What you need to do — Your output should be the full listing, unchanged.

Entries supplied —
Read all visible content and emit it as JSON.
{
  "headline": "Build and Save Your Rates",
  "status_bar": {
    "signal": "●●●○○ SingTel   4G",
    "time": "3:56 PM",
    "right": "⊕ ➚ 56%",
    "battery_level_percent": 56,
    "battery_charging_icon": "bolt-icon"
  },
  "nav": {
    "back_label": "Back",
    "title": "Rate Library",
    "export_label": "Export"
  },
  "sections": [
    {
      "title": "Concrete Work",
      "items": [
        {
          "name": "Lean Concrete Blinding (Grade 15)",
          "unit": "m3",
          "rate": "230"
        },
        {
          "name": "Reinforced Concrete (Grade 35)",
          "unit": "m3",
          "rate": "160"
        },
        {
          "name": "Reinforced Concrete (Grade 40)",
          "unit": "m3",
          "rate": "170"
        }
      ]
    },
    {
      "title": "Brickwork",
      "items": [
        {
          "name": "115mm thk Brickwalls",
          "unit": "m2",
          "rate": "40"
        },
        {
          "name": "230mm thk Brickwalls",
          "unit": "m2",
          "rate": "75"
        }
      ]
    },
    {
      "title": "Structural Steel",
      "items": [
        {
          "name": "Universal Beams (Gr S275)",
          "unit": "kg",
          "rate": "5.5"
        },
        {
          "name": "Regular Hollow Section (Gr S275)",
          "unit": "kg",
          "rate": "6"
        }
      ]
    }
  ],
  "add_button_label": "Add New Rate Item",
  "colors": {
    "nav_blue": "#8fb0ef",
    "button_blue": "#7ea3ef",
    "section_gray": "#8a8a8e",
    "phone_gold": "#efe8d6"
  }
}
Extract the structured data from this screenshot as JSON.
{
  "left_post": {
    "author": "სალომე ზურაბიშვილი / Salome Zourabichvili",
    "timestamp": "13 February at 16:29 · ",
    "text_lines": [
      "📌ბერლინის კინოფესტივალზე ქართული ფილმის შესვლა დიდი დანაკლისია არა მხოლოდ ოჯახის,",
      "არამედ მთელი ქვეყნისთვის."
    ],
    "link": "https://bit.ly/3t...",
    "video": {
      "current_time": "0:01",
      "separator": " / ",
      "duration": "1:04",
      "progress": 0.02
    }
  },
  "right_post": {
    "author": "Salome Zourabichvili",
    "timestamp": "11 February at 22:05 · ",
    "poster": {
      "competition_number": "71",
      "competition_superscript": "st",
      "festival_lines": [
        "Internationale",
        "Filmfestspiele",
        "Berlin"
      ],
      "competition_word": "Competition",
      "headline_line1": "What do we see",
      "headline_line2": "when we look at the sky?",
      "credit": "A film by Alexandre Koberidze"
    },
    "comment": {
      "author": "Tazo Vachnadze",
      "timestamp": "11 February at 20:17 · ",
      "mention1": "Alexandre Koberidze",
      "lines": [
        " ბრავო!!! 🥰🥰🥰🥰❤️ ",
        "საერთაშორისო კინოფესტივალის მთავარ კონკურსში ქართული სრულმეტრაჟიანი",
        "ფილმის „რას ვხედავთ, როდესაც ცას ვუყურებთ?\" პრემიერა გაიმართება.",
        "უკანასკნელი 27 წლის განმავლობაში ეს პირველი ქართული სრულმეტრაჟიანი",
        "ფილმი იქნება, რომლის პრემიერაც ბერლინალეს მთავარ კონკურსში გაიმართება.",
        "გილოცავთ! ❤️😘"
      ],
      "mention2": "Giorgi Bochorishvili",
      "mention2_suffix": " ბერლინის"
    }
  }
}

Task response —
Read all visible content and emit it as JSON.
{
  "headline": "Build and Save Your Rates",
  "status_bar": {
    "signal": "●●●○○ SingTel   4G",
    "time": "3:56 PM",
    "right": "⊕ ➚ 56%",
    "battery_level_percent": 56,
    "battery_charging_icon": "bolt-icon"
  },
  "nav": {
    "back_label": "Back",
    "title": "Rate Library",
    "export_label": "Export"
  },
  "sections": [
    {
      "title": "Concrete Work",
      "items": [
        {
          "name": "Lean Concrete Blinding (Grade 15)",
          "unit": "m3",
          "rate": "230"
        },
        {
          "name": "Reinforced Concrete (Grade 35)",
          "unit": "m3",
          "rate": "160"
        },
        {
          "name": "Reinforced Concrete (Grade 40)",
          "unit": "m3",
          "rate": "170"
        }
      ]
    },
    {
      "title": "Brickwork",
      "items": [
        {
          "name": "115mm thk Brickwalls",
          "unit": "m2",
          "rate": "40"
        },
        {
          "name": "230mm thk Brickwalls",
          "unit": "m2",
          "rate": "75"
        }
      ]
    },
    {
      "title": "Structural Steel",
      "items": [
        {
          "name": "Universal Beams (Gr S275)",
          "unit": "kg",
          "rate": "5.5"
        },
        {
          "name": "Regular Hollow Section (Gr S275)",
          "unit": "kg",
          "rate": "6"
        }
      ]
    }
  ],
  "add_button_label": "Add New Rate Item",
  "colors": {
    "nav_blue": "#8fb0ef",
    "button_blue": "#7ea3ef",
    "section_gray": "#8a8a8e",
    "phone_gold": "#efe8d6"
  }
}
Extract the structured data from this screenshot as JSON.
{
  "left_post": {
    "author": "სალომე ზურაბიშვილი / Salome Zourabichvili",
    "timestamp": "13 February at 16:29 · ",
    "text_lines": [
      "📌ბერლინის კინოფესტივალზე ქართული ფილმის შესვლა დიდი დანაკლისია არა მხოლოდ ოჯახის,",
      "არამედ მთელი ქვეყნისთვის."
    ],
    "link": "https://bit.ly/3t...",
    "video": {
      "current_time": "0:01",
      "separator": " / ",
      "duration": "1:04",
      "progress": 0.02
    }
  },
  "right_post": {
    "author": "Salome Zourabichvili",
    "timestamp": "11 February at 22:05 · ",
    "poster": {
      "competition_number": "71",
      "competition_superscript": "st",
      "festival_lines": [
        "Internationale",
        "Filmfestspiele",
        "Berlin"
      ],
      "competition_word": "Competition",
      "headline_line1": "What do we see",
      "headline_line2": "when we look at the sky?",
      "credit": "A film by Alexandre Koberidze"
    },
    "comment": {
      "author": "Tazo Vachnadze",
      "timestamp": "11 February at 20:17 · ",
      "mention1": "Alexandre Koberidze",
      "lines": [
        " ბრავო!!! 🥰🥰🥰🥰❤️ ",
        "საერთაშორისო კინოფესტივალის მთავარ კონკურსში ქართული სრულმეტრაჟიანი",
        "ფილმის „რას ვხედავთ, როდესაც ცას ვუყურებთ?\" პრემიერა გაიმართება.",
        "უკანასკნელი 27 წლის განმავლობაში ეს პირველი ქართული სრულმეტრაჟიანი",
        "ფილმი იქნება, რომლის პრემიერაც ბერლინალეს მთავარ კონკურსში გაიმართება.",
        "გილოცავთ! ❤️😘"
      ],
      "mention2": "Giorgi Bochorishvili",
      "mention2_suffix": " ბერლინის"
    }
  }
}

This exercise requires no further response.